Eclipse Che, the developer workspace server and cloud IDE, had its initial release this morning at EclipseCon.

Mike Milinkovich, executive director of the Eclipse Foundation, said of the project: “Eclipse Che is rethinking the way IDEs are built and used by developers. It uses Docker, Java and JavaScript to create a more flexible and dynamic developer work experience. The initial feedback on Eclipse Che has been outstanding. The number of downloads and external contributions all point to Che being an incredibly successful open-source project.”

The Eclipse Che project was originally created at Codenvy, a browser-based on-demand developer workspace company. Tyler Jewell, CEO of Codenvy, said that the Eclipse Che project currently has 10 contributors, such as Microsoft, Red Hat, SAP and WSO2. The Codenvy team behind the Che, however, is based in Ukraine.

(Related: What was in the Eclipse Che beta)

Jewell gave the keynote at EclipseCon this morning. “Creating software is a wartime activity,” he said, referring to the day-to-day battles of the enterprise software development environment. “What better way to get the world’s best engineers than to use those who go to battle every day?”

On a more serious topic, Jewell said, “Codenvy is built on Che and Docker containers. We use Che to provide a better agile experience. Twenty-five of our engineers are active committers [to Che].”

Outside of Codenvy, however, even Microsoft is getting in on the Che act. Codenvy and Microsoft have collaborated to allow developers to pop open browser-based workspaces from inside Visual Studio Team Services.

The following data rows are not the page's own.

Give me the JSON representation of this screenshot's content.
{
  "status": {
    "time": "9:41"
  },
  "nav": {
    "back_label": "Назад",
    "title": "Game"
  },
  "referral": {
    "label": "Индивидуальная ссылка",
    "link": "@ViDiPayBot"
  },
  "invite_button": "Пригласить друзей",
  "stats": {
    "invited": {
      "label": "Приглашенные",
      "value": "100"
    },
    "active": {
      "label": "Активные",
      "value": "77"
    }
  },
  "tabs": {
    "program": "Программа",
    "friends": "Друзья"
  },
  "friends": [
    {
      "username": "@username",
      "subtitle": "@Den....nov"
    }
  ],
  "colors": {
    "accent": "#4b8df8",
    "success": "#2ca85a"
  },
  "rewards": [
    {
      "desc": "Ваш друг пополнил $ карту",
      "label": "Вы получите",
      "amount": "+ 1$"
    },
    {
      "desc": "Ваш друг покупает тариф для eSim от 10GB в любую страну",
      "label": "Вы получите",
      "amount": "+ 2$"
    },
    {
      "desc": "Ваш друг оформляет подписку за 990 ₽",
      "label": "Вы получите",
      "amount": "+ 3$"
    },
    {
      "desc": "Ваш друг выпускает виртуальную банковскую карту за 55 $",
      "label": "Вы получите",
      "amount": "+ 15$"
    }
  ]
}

Che includes other Eclipse projects, such as the Orion editor, which originated within the same group at IBM that created Eclipse.